Google search console
One final place to look for keywords is to look at what keywords are already sending traffic to your site. This can be done using Google Search Console (formerly known as Google Webmaster Tools), a free tool from Google. If you don’t have Google Search Console, you can get it by going to https://www.google.com/webmasters/. Click sign up.
Next, you will be asked to add a site, you can do this by clicking the Add property button. Google will ask you to enter your site’s URL. Make sure to enter it exactly as it appears in your browser.
Finally, you will be asked to verify your site, this is to prove that you are the owner. The easiest site verification method is to use Google Analytics if you have that installed on your website already. You can find information on how to validate using the other methods here: https://support.google.com/webmasters/answer/35179?hl=en .
Once your account is verified, you can see keyword reports. Find your keyword report by going to Search Traffic > Search Analytics on the left-hand menu.
This will take you to a report that looks like the below. By default the box Clicks will be ticked and the Dates range will be the last 28 days. I would tick all four boxes: Clicks, Impressions, CTR and Position and change the date range to Last 90 days.
What keywords are bringing you the most clicks? What pages are people landing on for these keywords? You can find this out by clicking the small grey box with the arrow that comes after the keyword. Make a note of these keywords and pages. You can even try putting these keywords back into the AdWords Keyword Planner tool to see how they compare with other keywords that you came up with.
Next try ordering your report by Impressions, then try ordering it by Position. Impressions is the number of people who saw your website on a search engine results page. Position is how you are ranking for that term on average. Finally, change the selection up the top of the report from Queries to Pages. This will show you what pages of your website are getting the most organic traffic in Google.
Bringing it all together: Time to write your keyword plan
Now you have some information about what keywords you think could bring customers to your site as well as what keywords currently are. It’s time to write out a keyword plan. Start a spreadsheet with all of the existing pages of your website in one column. In the next two columns, write two synonymous keywords that you would like this page to rank for. In the fourth column and fifth column we are going to put meta titles and meta descriptions for each of these pages.

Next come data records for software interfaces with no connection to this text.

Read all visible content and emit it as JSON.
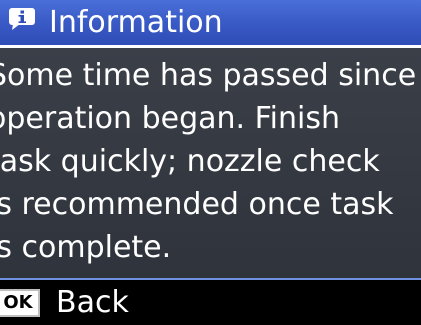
{
  "header": {
    "icon": "info-icon",
    "title": "Information",
    "color": "#3858c4"
  },
  "message": {
    "text": "Some time has passed since\noperation began. Finish\ntask quickly; nozzle check\nis recommended once task\nis complete."
  },
  "footer": {
    "ok_label": "OK",
    "back_label": "Back"
  }
}
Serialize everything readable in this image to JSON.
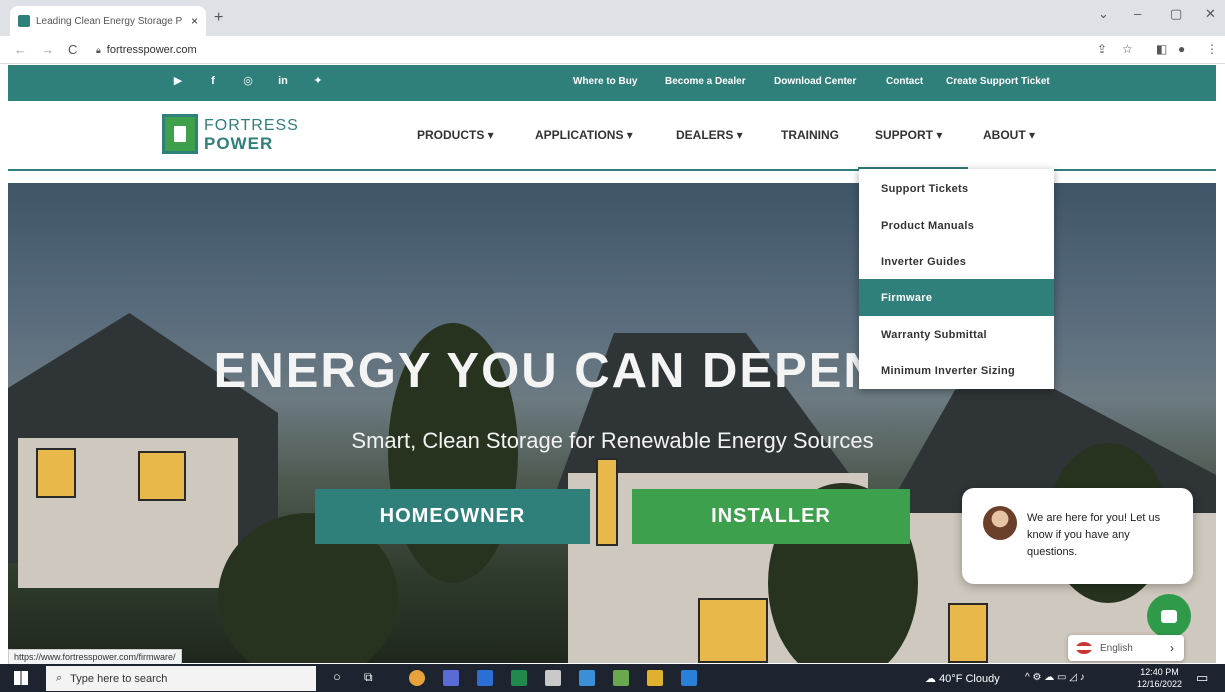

A meta title and meta description is the text that shows up for your web page on search engine results pages. A compelling meta description should contain your keyword and compel potential customers to click through. Meta descriptions should be no longer than 320 characters. Most website content management systems will have a place in the back end where you can enter this information.
Once you are up to entering your meta descriptions in your website, try and make sure that the two keywords that you have chosen for each page are also included in your page heading, page copy, image alt tags (image descriptions) and URL.
Google local business listing
One great way to tell Google what your website is about is by signing up for a Google MyBusiness Listing. During this process, Google will ask you to select a product category for your business and link to your website. This helps build further trust with your Google as to the topic of your website. This also makes you eligible to appear in the 'local pack' that comes up at the top of search results when searching for a local business.
You can sign up for a Google Business listing by going to: https://business.google.com .
Now that Google can match customer queries to your site, the next step is proving to Google that you are more authoritative than other sites that also match these keywords. One way Google determines this is by how many links and mentions your website and brand have online. We will cover this topic in an upcoming blog post.